HMV’s core problems were threefold: a failure to develop an effective online offering; supermarkets discounting the hell out of their core products, and a declining market which has seen the value of the music business halve in the last 15 years. Add in the wider economy’s “lost half decade” since 2007 and you have a recipe for serious trouble.
A succession of managements were unable to square the various circles. A failed venture into CD catalogue selling in the early 1990s (HMV Direct) had prejudiced the senior management against distance selling, including the internet, and for a long time the business was so profitable there seemed no need to bother. The successful float in 2002, at a share price of 192p, perhaps lent the business a false sense of security; the shares peaked in 2005 at 272p and as recently as 2009 were still at 150p. But all the while, one by one, customers were quietly migrating to the web.
The management were not unaware what was going on. Initially the DVD boom provided insulation from the harsh realities of the core music business, and then efforts were made to diversify into hardware (especially headphones) and computer games. Ironically, this diversification gradually weakened the core music offer, while the new categories themselves fell victim to cheaper internet retailers. My local store (Sutton) now has less than half its floorspace devoted to music.
Although the specifics of Blockbuster’s collapse were different, many of the underlying causes were the same, principally the effects of the internet. Why schlep off to a video rental store when you can download the film you want without leaving home, and often for free? Piracy has meant that a significant number of customers, particularly heavy users, have gradually fallen out of the habit of paying for either music or film.
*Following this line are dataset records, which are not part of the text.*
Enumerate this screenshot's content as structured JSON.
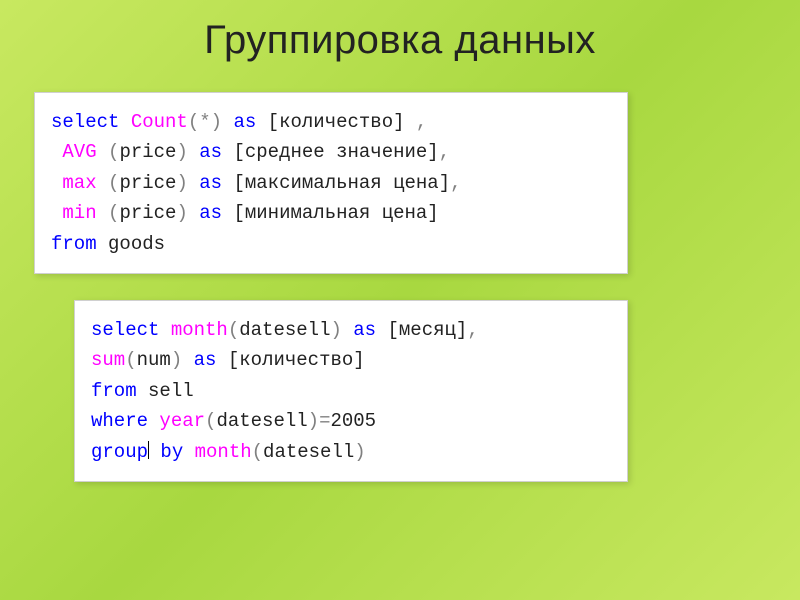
{
  "title": "Группировка данных",
  "code1": {
    "l1": {
      "select": "select",
      "count": "Count",
      "lp": "(",
      "star": "*",
      "rp": ")",
      "as": "as",
      "alias": " [количество] ",
      "comma": ","
    },
    "l2": {
      "avg": "AVG",
      "sp": " ",
      "lp": "(",
      "arg": "price",
      "rp": ")",
      "as": "as",
      "alias": " [среднее значение]",
      "comma": ","
    },
    "l3": {
      "max": "max",
      "sp": " ",
      "lp": "(",
      "arg": "price",
      "rp": ")",
      "as": "as",
      "alias": " [максимальная цена]",
      "comma": ","
    },
    "l4": {
      "min": "min",
      "sp": " ",
      "lp": "(",
      "arg": "price",
      "rp": ")",
      "as": "as",
      "alias": " [минимальная цена]"
    },
    "l5": {
      "from": "from",
      "tbl": " goods"
    }
  },
  "code2": {
    "l1": {
      "select": "select",
      "month": "month",
      "lp": "(",
      "arg": "datesell",
      "rp": ")",
      "as": "as",
      "alias": " [месяц]",
      "comma": ","
    },
    "l2": {
      "sum": "sum",
      "lp": "(",
      "arg": "num",
      "rp": ")",
      "as": "as",
      "alias": " [количество]"
    },
    "l3": {
      "from": "from",
      "tbl": " sell"
    },
    "l4": {
      "where": "where",
      "sp": " ",
      "year": "year",
      "lp": "(",
      "arg": "datesell",
      "rp": ")",
      "eq": "=",
      "val": "2005"
    },
    "l5": {
      "group": "group",
      "by": " by ",
      "month": "month",
      "lp": "(",
      "arg": "datesell",
      "rp": ")"
    }
  }
}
For high streets in general the loss of these two retailers is a serious blow. A whole category, entertainment (i.e. music and video content) has effectively now gone from town centres, itself just one more reason not to make that trip. In fact, the whole notion of “a trip to the high street” is looking increasingly archaic.
The key mistake of the ’80s and ’90s was to limit town centre redevelopments and car parking while allowing new out-of-town developments with free car parking. The investment and the new stores went out of town, which became the destination of choice for big shopping trips. The town centre gradually hollowed out; fewer destination stores, more coffee shops, charity shops, discounters and just plain voids—one store in nine is now empty. A vicious spiral has now set in: fewer shops, fewer visitors, less business, fewer shops. And at a more subtle level, better-off people are congregating in the malls, leaving high streets the preserve of the old, the poor and the carless.
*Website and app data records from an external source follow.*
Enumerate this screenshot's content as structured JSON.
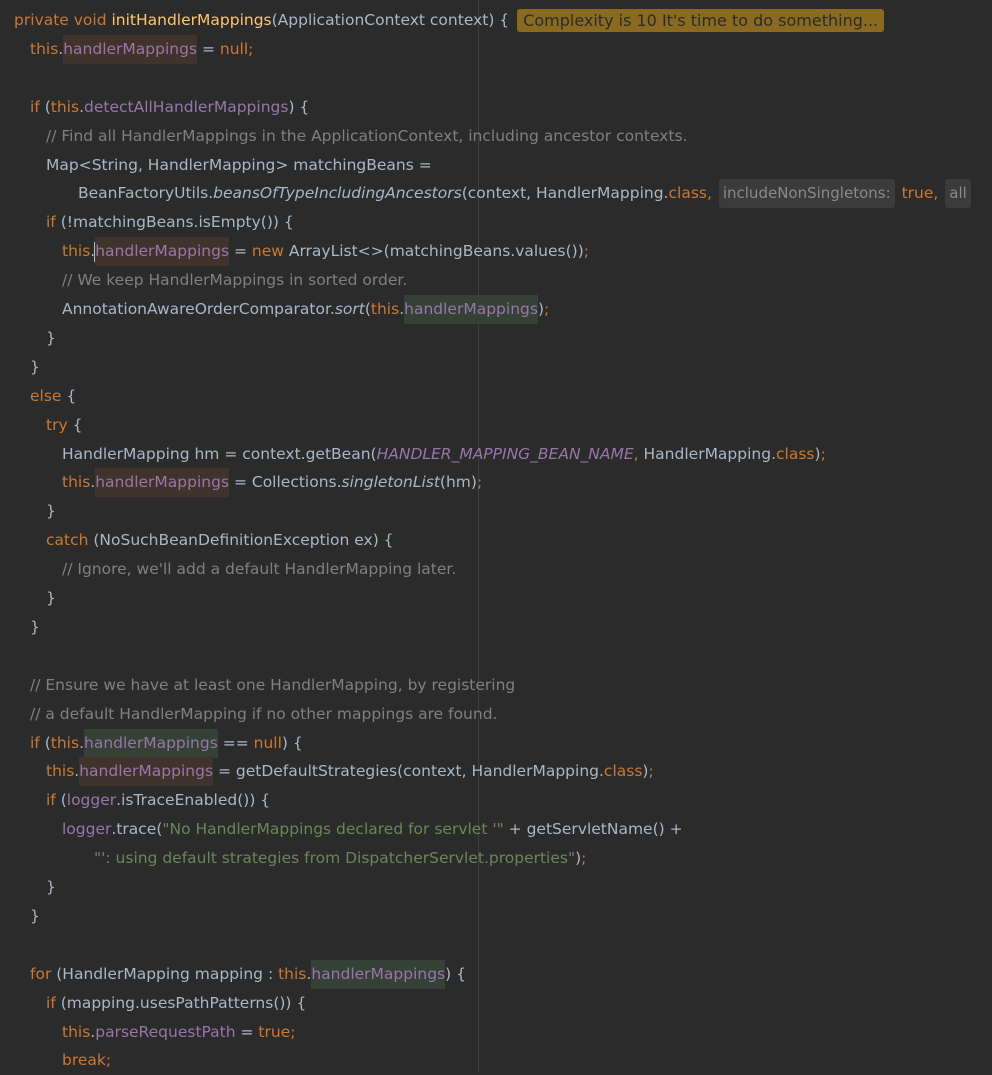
{
  "editor": {
    "badge": "Complexity is 10 It's time to do something...",
    "lines": [
      [
        [
          "kw",
          "private void "
        ],
        [
          "fn",
          "initHandlerMappings"
        ],
        [
          "p",
          "(ApplicationContext context) {"
        ]
      ],
      [
        [
          "kw",
          "this"
        ],
        [
          "p",
          "."
        ],
        [
          "field hl-write",
          "handlerMappings"
        ],
        [
          "p",
          " = "
        ],
        [
          "kw",
          "null"
        ],
        [
          "kw",
          ";"
        ]
      ],
      [],
      [
        [
          "kw",
          "if "
        ],
        [
          "p",
          "("
        ],
        [
          "kw",
          "this"
        ],
        [
          "p",
          "."
        ],
        [
          "field",
          "detectAllHandlerMappings"
        ],
        [
          "p",
          ") {"
        ]
      ],
      [
        [
          "cmt",
          "// Find all HandlerMappings in the ApplicationContext, including ancestor contexts."
        ]
      ],
      [
        [
          "p",
          "Map<String, HandlerMapping> matchingBeans ="
        ]
      ],
      [
        [
          "p",
          "BeanFactoryUtils."
        ],
        [
          "static-call",
          "beansOfTypeIncludingAncestors"
        ],
        [
          "p",
          "(context, HandlerMapping."
        ],
        [
          "kw",
          "class"
        ],
        [
          "kw",
          ", "
        ],
        [
          "hint",
          "includeNonSingletons:"
        ],
        [
          "kw",
          " true"
        ],
        [
          "kw",
          ", "
        ],
        [
          "hint",
          "all"
        ]
      ],
      [
        [
          "kw",
          "if "
        ],
        [
          "p",
          "(!matchingBeans.isEmpty()) {"
        ]
      ],
      [
        [
          "kw",
          "this"
        ],
        [
          "p",
          "."
        ],
        [
          "caret",
          ""
        ],
        [
          "field hl-write",
          "handlerMappings"
        ],
        [
          "p",
          " = "
        ],
        [
          "kw",
          "new "
        ],
        [
          "p",
          "ArrayList<>(matchingBeans.values())"
        ],
        [
          "kw",
          ";"
        ]
      ],
      [
        [
          "cmt",
          "// We keep HandlerMappings in sorted order."
        ]
      ],
      [
        [
          "p",
          "AnnotationAwareOrderComparator."
        ],
        [
          "static-call",
          "sort"
        ],
        [
          "p",
          "("
        ],
        [
          "kw",
          "this"
        ],
        [
          "p",
          "."
        ],
        [
          "field hl-read",
          "handlerMappings"
        ],
        [
          "p",
          ")"
        ],
        [
          "kw",
          ";"
        ]
      ],
      [
        [
          "p",
          "}"
        ]
      ],
      [
        [
          "p",
          "}"
        ]
      ],
      [
        [
          "kw",
          "else "
        ],
        [
          "p",
          "{"
        ]
      ],
      [
        [
          "kw",
          "try "
        ],
        [
          "p",
          "{"
        ]
      ],
      [
        [
          "p",
          "HandlerMapping hm = context.getBean("
        ],
        [
          "static-fld",
          "HANDLER_MAPPING_BEAN_NAME"
        ],
        [
          "kw",
          ", "
        ],
        [
          "p",
          "HandlerMapping."
        ],
        [
          "kw",
          "class"
        ],
        [
          "p",
          ")"
        ],
        [
          "kw",
          ";"
        ]
      ],
      [
        [
          "kw",
          "this"
        ],
        [
          "p",
          "."
        ],
        [
          "field hl-write",
          "handlerMappings"
        ],
        [
          "p",
          " = Collections."
        ],
        [
          "static-call",
          "singletonList"
        ],
        [
          "p",
          "(hm)"
        ],
        [
          "kw",
          ";"
        ]
      ],
      [
        [
          "p",
          "}"
        ]
      ],
      [
        [
          "kw",
          "catch "
        ],
        [
          "p",
          "(NoSuchBeanDefinitionException ex) {"
        ]
      ],
      [
        [
          "cmt",
          "// Ignore, we'll add a default HandlerMapping later."
        ]
      ],
      [
        [
          "p",
          "}"
        ]
      ],
      [
        [
          "p",
          "}"
        ]
      ],
      [],
      [
        [
          "cmt",
          "// Ensure we have at least one HandlerMapping, by registering"
        ]
      ],
      [
        [
          "cmt",
          "// a default HandlerMapping if no other mappings are found."
        ]
      ],
      [
        [
          "kw",
          "if "
        ],
        [
          "p",
          "("
        ],
        [
          "kw",
          "this"
        ],
        [
          "p",
          "."
        ],
        [
          "field hl-read",
          "handlerMappings"
        ],
        [
          "p",
          " == "
        ],
        [
          "kw",
          "null"
        ],
        [
          "p",
          ") {"
        ]
      ],
      [
        [
          "kw",
          "this"
        ],
        [
          "p",
          "."
        ],
        [
          "field hl-write",
          "handlerMappings"
        ],
        [
          "p",
          " = getDefaultStrategies(context, HandlerMapping."
        ],
        [
          "kw",
          "class"
        ],
        [
          "p",
          ")"
        ],
        [
          "kw",
          ";"
        ]
      ],
      [
        [
          "kw",
          "if "
        ],
        [
          "p",
          "("
        ],
        [
          "field",
          "logger"
        ],
        [
          "p",
          ".isTraceEnabled()) {"
        ]
      ],
      [
        [
          "field",
          "logger"
        ],
        [
          "p",
          ".trace("
        ],
        [
          "str",
          "\"No HandlerMappings declared for servlet '\""
        ],
        [
          "p",
          " + getServletName() +"
        ]
      ],
      [
        [
          "str",
          "\"': using default strategies from DispatcherServlet.properties\""
        ],
        [
          "p",
          ")"
        ],
        [
          "kw",
          ";"
        ]
      ],
      [
        [
          "p",
          "}"
        ]
      ],
      [
        [
          "p",
          "}"
        ]
      ],
      [],
      [
        [
          "kw",
          "for "
        ],
        [
          "p",
          "(HandlerMapping mapping : "
        ],
        [
          "kw",
          "this"
        ],
        [
          "p",
          "."
        ],
        [
          "field hl-read",
          "handlerMappings"
        ],
        [
          "p",
          ") {"
        ]
      ],
      [
        [
          "kw",
          "if "
        ],
        [
          "p",
          "(mapping.usesPathPatterns()) {"
        ]
      ],
      [
        [
          "kw",
          "this"
        ],
        [
          "p",
          "."
        ],
        [
          "field",
          "parseRequestPath"
        ],
        [
          "p",
          " = "
        ],
        [
          "kw",
          "true"
        ],
        [
          "kw",
          ";"
        ]
      ],
      [
        [
          "kw",
          "break"
        ],
        [
          "kw",
          ";"
        ]
      ]
    ]
  }
}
But the loss of Blockbuster and particularly HMV has an added twist: entertainment stores were places men retreated to during family shopping trips. Not necessarily to buy, but to kill some time with some serious browsing, a role of course also filled by a good book shop. W H Smith, and indies, may here see a strong upside. Meanwhile, Amazon may feel a surprising sting from HMV’s demise, for internet retailers have benefited enormously from shops acting as free showrooms for products they are selling more cheaply online. Now they may have to start paying for their own marketing.
Neill Denny is former editor of Retail Week and The Bookseller and can be reached at firstname.lastname@example.org